Computational Physics, Inc. periodically publishes press releases, general company articles, and announcements of contract awards that would be of interest to the general public. Our volunteer efforts to support STEM education in our surrounding communities can also be found on our Educational Outreach section of the web site.
The Global-scale Observations of the Limb and Disk (GOLD) mission has been selected by NASA to be the next Heliophysics Explorer mission of opportunity. GOLD is a high-resolution far-ultraviolet (FUV) imaging spectrograph that will provide global-scale imaging of the Earth's disk and limb at high temporal cadence from geostationary orbit (GEO). From this vantage point GOLD will provide unprecedented measurements of the temperature and composition of the Earth's upper atmosphere (thermosphere and ionosphere). This will allow scientists to study the real-time response to geomagnetic storms and solar variability, a key link in understanding the atmospheric effects of space weather.
In addition, the GOLD mission breaks new ground by flying a NASA-funded science instrument onboard a commercial communications satellite, thus providing a critical first implementation of NASA's focus on cost-effective access to instruments in GEO. For more information on the GOLD mission see the NASA award announcement and the GOLD mission home page.
CPI plays a key role in several aspects of the GOLD mission. CPI scientists Dr. Doug Strickland and Dr. Jerry Lumpe are Co-Investigators and members of the GOLD Science Team. Dr. Lumpe also fills the role of GOLD Algorithms Manager. CPI scientists and software developers will direct the algorithm development, integration, and testing for the GOLD Science Data Center at the University of Central Florida. In that capacity CPI has primary responsibility for the production, validation, documentation, and quality assurance of all GOLD Science Data Products. This work capitalizes on CPI's extensive experience in algorithm development, data processing, and calibration/validation (cal/val) for previous satellite missions such as TIMED/GUVI, DMSP/SSUSI, POAM II/III, NPP/OMPS, UARS/SUSIM, SORCE/SOLSTICE, and others.

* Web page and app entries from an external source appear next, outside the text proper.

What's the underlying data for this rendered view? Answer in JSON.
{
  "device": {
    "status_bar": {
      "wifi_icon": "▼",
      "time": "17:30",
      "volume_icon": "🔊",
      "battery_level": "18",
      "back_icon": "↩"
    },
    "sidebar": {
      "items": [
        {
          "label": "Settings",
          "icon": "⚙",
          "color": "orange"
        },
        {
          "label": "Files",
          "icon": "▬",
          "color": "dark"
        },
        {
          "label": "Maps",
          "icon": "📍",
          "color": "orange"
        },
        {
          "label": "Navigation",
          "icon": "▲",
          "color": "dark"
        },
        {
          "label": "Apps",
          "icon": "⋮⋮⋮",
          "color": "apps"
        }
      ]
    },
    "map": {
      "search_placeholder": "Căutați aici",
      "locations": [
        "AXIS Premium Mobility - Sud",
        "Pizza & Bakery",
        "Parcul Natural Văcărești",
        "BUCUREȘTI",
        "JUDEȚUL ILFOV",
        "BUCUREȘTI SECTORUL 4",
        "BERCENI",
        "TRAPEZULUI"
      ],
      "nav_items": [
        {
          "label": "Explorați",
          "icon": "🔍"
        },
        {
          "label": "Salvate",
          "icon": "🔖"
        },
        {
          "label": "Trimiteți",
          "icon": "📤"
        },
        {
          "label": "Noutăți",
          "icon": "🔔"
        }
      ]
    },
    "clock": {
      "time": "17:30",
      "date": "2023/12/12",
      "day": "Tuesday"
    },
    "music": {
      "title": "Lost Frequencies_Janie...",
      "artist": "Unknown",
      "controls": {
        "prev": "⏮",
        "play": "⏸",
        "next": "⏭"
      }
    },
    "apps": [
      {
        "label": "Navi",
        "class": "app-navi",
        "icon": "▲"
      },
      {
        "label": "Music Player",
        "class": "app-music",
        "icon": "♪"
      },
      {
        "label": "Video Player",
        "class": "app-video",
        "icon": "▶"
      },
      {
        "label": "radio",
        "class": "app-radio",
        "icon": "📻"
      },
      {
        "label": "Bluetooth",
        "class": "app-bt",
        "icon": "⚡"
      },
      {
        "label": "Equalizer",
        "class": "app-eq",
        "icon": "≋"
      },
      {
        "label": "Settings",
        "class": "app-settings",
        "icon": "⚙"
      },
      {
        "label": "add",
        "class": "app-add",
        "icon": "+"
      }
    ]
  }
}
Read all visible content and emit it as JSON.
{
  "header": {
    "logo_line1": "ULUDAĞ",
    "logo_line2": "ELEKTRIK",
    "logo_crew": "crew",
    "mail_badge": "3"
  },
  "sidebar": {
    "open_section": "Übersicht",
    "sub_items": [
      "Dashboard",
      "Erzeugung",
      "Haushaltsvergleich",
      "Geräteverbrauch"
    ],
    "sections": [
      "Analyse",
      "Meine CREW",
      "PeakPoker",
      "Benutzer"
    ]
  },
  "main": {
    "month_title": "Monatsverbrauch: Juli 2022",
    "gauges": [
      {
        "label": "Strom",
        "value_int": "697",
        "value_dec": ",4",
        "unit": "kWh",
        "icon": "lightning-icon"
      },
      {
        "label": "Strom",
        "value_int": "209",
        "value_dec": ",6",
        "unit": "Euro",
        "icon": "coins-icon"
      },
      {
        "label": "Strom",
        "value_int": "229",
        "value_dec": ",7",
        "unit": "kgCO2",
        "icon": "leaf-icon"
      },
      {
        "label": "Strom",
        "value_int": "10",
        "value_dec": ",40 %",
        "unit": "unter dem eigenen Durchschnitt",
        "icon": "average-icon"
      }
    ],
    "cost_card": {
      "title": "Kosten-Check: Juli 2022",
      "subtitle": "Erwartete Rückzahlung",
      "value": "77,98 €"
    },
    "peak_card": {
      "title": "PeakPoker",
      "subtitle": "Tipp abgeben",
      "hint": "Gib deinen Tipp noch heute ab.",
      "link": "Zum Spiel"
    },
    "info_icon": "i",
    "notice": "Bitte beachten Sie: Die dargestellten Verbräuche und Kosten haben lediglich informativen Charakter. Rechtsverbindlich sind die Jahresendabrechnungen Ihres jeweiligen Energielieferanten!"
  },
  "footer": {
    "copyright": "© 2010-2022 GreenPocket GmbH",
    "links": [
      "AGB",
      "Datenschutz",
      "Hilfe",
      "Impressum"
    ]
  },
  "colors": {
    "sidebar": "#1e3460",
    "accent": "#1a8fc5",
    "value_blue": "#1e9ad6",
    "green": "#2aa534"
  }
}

CPI has received another follow-on 6-month contract with the United States Naval Observatory (USNO) to continue its support of the Very Long Baseline Interferometry (VLBI) project. This reflects the strong importance of the VLBI project to USNO and their regard for the quality of work that CPI provides in support of this project.
CPI was awarded a cost plus fixed fee contract with the Space Science Division of the Naval Research Laboratory (NRL) to provide research and support in Upper Air Physics, Astronomy, and Remote Geo-Sensing. The contract work will address a wide range of topics that include: the remote sensing of atmospheric constituents; terrestrial, solar, and planetary atmosphere process studies; atmospheric backgrounds phenomenology; space-based sensor calibration/validation; and, radio signal analysis. The contract is for one (1) base year and four (4) option years with a total award amount of $3.7 million if all options are exercised (see FBO). This contract represents a continuation of more than 25 years of research support that CPI has provided to the Space Sciences Division, and is a testament to the outstanding quality of work that CPI staff have done, and continue to perform, for NRL.
We are pleased to announce a new $255,000, 13-month contract with the Laboratory for Atmospheric and Space Physics (LASP) at the University of Colorado in Boulder, Colorado to provide support for the Mars Atmosphere and Volatile EvolutioN (MAVEN) mission. MAVEN, which is set to launch in 2013, will explore the planet’s upper atmosphere, ionosphere and interactions with the sun and solar wind. Scientists will use MAVEN data to determine the role that loss of volatile compounds, such as CO2, N2, and H2O, from the Mars atmosphere to space has played over time, giving insight into the history of Mars atmosphere and climate, liquid water, and planetary habitability. In support of the MAVEN mission to Mars, CPI is developing a neutral composition retrieval capability for daytime conditions in the Martian atmosphere. Work being performed by CPI includes: forward model enhancements to AURIC, retrieval capability enhancements to the optimal estimation code (OPT), sensor model development, model validation, and simulations.
CPI has received a follow-on 6-month contract with the United States Naval Observatory (USNO) to continue its support of the Very Long Baseline Interferometry (VLBI) project. USNO employs VLBI to measure the arrival of radio waves at separate antennas in order to determine the reference frames for stars and the Earth, and to predict the variable orientation of the Earth in three-dimensional space. USNO provides VLBI-based data products and is currently improving the software it implemented to replace the hardware-based system currently used for its processing of the VLBI data. CPI is taking on the challenge of automating the data processing to increase the processing efficiency, as well as designing and developing a graphical user interface (GUI) to provide easier monitoring and control of the software application that correlates data from an array of radio telescopes (a correlator) and associated data playback units.